By Kirk Kardashian, October 2011
Published Oct 06, 2011
For the most part, the European Union has been a tremendous success. First it was a peace project, and there’s been no war on the continent since 1945. Then it was an experiment in free trade, and today there are fewer trade barriers in Europe than there are among the Canadian provinces. Lastly it was a currency club, and that’s where the problems began.
The clearest example of the snag is Greece’s ongoing sovereign debt crisis, where the failure of an economy the size of Maryland’s has spawned panic in global financial markets and costly bailouts from the EU’s more solvent members.
Amid the chaos, says Tuck Centennial Professor of Finance Espen Eckbo, who specializes in corporate governance and investment banking and is the founding director of Tuck's Lindenauer Center for Corporate Governance, it is easy to forget that the European currency project is trying to do something very difficult—perhaps even impossible: institute a single currency across neighboring economies that differ greatly in culture, size, and economic productivity.
The Euro has worked quite well for Germany because it allows the country to use a currency that’s valued less than the Deutschmark otherwise would have been. That, in turn, has caused German exports to boom and produced prosperity for Germans. But it’s had the opposite effect on weaker economies, like Greece’s, for whom the Euro is overvalued relative to a separate Greek currency, and puts downward pressure on exports. However, Eckbo points out, “Germany is much bigger than Greece, so what Germany gains from the Euro is much more than what Greece loses.”
The quid pro quo is that, while Greece is forced to use overvalued money, it is part of a prestigious currency union and has access to cheap credit. Furthermore, Greece has the protection of countries like Germany and France if its gets into financial trouble because it can’t devalue its own currency in tough times. It’s a simple cost-benefit question for the EU powerhouses: will they gain more from exports than it costs to bailout smaller economies? So far, the answer has been yes. Germany understands this calculation well, which is why it is coming up with over 40 percent of the funds for the latest $600 billion bailout, and leading the effort to get the other EU members on board.
For Eckbo, the larger question is whether or not these bailouts represent a sustainable monetary policy for the EU. Currently, there’s a structural imbalance that allows countries such as Greece, with its rampant government corruption and inability to collect tax revenues, to borrow large sums against the good credit of the Euro. “The problem is a little like giving your kids access to your credit card,” says Eckbo. “They’re going to spend too much, as they don’t expect to have to pay the bill later.” If the EU can’t constrain these economies, Eckbo adds, “then the monetary union is not sustainable. If you bail them out without forcing them to change their behavior, then you’re just pumping money into a black hole.”
Granted, Greece has promised to implement austerity measures, and it has just levied a highly unpopular property tax. But Eckbo asserts that these efforts aren’t nearly enough—Greece, he argues, needs to grow its economy over the long term and limit government expenditures.
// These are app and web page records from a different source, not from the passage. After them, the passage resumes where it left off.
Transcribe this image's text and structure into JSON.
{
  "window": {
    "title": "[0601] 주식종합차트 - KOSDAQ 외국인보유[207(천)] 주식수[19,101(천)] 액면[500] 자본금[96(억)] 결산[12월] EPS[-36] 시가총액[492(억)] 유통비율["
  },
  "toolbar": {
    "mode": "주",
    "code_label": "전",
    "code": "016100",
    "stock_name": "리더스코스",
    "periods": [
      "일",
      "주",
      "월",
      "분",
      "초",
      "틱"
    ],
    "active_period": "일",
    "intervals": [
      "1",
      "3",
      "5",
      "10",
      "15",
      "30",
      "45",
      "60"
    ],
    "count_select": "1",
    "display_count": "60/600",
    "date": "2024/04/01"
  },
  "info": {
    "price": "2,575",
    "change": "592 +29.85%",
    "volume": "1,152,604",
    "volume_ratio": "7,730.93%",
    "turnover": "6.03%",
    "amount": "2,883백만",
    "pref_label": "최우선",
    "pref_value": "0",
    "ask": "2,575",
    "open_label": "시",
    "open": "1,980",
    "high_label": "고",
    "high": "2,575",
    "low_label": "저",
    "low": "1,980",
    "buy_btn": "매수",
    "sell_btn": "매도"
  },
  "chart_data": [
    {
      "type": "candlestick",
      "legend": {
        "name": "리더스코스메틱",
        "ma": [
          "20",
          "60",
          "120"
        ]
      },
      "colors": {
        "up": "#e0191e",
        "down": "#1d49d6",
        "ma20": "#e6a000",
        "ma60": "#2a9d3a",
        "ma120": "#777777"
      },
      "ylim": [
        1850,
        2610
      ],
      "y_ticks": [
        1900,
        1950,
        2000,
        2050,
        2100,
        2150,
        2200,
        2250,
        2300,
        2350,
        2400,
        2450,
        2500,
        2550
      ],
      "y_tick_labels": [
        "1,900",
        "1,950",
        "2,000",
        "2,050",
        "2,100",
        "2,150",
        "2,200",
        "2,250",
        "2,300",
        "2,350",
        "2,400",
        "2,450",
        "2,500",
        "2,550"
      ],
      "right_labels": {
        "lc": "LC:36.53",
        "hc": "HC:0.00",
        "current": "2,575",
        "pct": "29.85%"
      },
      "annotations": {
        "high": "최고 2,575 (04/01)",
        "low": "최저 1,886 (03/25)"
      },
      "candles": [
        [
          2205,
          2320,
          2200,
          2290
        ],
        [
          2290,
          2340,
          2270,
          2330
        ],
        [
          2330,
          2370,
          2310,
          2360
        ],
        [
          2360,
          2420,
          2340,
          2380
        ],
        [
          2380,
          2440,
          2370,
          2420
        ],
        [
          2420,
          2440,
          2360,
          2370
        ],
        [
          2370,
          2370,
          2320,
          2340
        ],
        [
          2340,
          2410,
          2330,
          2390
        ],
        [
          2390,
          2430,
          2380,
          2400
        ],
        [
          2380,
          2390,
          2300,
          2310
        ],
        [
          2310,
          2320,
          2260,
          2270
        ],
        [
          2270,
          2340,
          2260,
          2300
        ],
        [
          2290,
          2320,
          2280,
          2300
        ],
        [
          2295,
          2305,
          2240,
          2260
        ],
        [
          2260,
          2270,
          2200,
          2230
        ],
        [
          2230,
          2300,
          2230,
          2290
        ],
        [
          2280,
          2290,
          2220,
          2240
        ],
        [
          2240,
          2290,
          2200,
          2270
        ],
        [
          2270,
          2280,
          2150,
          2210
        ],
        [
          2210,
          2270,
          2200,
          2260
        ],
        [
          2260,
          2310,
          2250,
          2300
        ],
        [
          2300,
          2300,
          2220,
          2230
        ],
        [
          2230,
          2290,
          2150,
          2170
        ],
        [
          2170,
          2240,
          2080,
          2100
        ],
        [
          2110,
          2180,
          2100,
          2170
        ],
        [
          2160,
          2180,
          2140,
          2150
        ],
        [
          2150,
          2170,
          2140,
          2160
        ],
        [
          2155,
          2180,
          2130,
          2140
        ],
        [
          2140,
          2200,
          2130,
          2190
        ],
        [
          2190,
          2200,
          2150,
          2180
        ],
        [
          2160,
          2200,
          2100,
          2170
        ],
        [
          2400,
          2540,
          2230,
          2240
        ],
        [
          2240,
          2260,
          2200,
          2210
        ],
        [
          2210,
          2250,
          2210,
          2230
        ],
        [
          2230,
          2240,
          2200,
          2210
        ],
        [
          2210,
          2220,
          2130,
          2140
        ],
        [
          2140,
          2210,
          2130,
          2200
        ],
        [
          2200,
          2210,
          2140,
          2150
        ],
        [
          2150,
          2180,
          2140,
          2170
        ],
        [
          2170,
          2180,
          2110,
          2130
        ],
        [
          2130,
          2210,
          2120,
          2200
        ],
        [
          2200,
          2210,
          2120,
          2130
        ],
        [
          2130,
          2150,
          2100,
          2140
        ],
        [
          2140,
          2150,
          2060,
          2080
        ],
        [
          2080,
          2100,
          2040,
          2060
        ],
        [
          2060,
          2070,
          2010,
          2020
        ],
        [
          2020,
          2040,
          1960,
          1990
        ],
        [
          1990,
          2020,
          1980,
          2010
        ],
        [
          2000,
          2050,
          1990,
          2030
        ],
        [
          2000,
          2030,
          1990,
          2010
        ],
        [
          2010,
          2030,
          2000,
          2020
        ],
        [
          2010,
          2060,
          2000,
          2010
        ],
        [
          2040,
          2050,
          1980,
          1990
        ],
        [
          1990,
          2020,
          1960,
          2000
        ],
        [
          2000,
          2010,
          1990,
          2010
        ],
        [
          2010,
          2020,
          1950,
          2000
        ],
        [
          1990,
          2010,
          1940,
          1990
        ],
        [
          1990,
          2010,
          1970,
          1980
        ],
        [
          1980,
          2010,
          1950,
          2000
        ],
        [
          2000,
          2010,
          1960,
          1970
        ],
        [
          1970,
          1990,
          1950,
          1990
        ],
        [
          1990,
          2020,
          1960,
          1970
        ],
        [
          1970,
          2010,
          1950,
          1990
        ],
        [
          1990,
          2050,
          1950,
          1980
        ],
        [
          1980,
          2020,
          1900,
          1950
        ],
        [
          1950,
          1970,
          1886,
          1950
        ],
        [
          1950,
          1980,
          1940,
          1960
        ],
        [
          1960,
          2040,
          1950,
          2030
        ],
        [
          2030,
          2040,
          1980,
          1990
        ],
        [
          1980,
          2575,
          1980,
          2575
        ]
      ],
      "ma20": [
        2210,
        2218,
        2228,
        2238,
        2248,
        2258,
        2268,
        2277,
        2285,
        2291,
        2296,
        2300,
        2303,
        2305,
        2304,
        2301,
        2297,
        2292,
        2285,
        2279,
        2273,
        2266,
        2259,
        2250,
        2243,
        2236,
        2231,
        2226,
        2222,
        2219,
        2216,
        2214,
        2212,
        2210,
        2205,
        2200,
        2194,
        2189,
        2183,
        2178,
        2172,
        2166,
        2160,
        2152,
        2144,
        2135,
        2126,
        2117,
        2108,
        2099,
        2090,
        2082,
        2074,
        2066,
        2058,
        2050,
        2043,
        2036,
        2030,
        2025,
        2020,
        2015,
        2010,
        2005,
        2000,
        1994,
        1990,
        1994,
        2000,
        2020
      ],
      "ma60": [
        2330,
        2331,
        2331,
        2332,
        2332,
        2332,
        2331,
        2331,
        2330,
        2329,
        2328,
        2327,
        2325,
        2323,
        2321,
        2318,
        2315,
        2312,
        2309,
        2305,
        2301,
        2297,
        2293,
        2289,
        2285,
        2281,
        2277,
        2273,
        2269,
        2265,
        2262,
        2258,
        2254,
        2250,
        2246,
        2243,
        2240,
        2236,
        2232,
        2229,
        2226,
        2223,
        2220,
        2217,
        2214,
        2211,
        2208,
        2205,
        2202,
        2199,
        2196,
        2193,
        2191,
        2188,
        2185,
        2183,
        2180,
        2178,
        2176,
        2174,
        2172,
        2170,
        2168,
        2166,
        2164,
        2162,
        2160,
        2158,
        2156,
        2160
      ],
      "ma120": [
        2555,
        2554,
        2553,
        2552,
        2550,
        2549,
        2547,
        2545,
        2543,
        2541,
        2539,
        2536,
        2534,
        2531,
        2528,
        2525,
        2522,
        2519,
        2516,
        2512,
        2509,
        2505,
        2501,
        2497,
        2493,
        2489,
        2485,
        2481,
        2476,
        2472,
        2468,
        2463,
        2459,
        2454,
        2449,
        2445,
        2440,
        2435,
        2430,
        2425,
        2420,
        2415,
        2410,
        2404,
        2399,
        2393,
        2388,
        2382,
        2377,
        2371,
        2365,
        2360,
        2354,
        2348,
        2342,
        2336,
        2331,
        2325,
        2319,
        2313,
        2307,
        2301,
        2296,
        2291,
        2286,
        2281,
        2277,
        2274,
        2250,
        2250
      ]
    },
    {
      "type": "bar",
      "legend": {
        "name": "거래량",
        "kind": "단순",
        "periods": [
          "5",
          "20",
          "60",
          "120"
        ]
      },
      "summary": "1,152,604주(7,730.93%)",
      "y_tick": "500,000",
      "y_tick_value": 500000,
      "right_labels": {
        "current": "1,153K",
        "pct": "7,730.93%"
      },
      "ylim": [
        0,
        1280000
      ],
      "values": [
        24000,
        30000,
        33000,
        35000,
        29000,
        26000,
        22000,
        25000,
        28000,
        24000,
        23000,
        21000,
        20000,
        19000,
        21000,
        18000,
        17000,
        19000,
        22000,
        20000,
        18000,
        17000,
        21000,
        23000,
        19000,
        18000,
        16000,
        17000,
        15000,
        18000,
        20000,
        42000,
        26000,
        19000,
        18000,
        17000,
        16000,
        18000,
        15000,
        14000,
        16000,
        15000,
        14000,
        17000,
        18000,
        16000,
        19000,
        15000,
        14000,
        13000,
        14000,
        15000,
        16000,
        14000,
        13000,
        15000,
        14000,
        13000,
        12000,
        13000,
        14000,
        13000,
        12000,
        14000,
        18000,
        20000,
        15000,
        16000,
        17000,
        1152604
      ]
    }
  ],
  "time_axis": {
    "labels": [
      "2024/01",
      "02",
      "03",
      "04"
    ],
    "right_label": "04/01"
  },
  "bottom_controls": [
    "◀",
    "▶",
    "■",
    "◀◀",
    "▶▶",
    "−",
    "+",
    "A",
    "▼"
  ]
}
Eckbo, however, doesn’t have much confidence that Greece can stay on track. Another solution, he explains, is to let the country default on its debt and perhaps even remove it from the EU currency union. Then Greece will face the high interest rates that reflect the state of its economy, and the political system will be forced to restructure.
“I think that’s the only way,” Eckbo says. “The model may be President Ford’s response to New York City when it asked for federal bailout funds in the 1970s: ‘Ford to City: Drop dead!’ It worked. The current bailout efforts in Europe have instead weakened Greece’s resolve to fix the economy and created systemic uncertainty throughout world financial markets.”
The most pressing question now is whether Greece’s fiscal woes are spreading to other countries. Certainly, other EU members have their own economic problems. Ireland has a reviving economy but its banking system is severely distressed. Portugal had a strong economy until recently, when some of its largest industries, such as cork, have been permanently downsized. Spain is in the middle of a real estate crash. But, Eckbo says, Italy is the biggest concern. The European Central Bank recently purchased bonds from the overly leveraged country to head off panic, and wants the new EU bailout fund—similar to the TARP fund in the U.S.—to be responsible for future cash infusions. There’s just one problem: the fund isn’t nearly big enough to bail out an economy as large as Italy’s.
So who will be left holding the bag? Not Germany in that case, says Eckbo. “The fundamental equation relating German export dollars to bailout funds is very different if Italy can’t pay back its debt,” he explains. “The European currency union stands or falls with Italy.”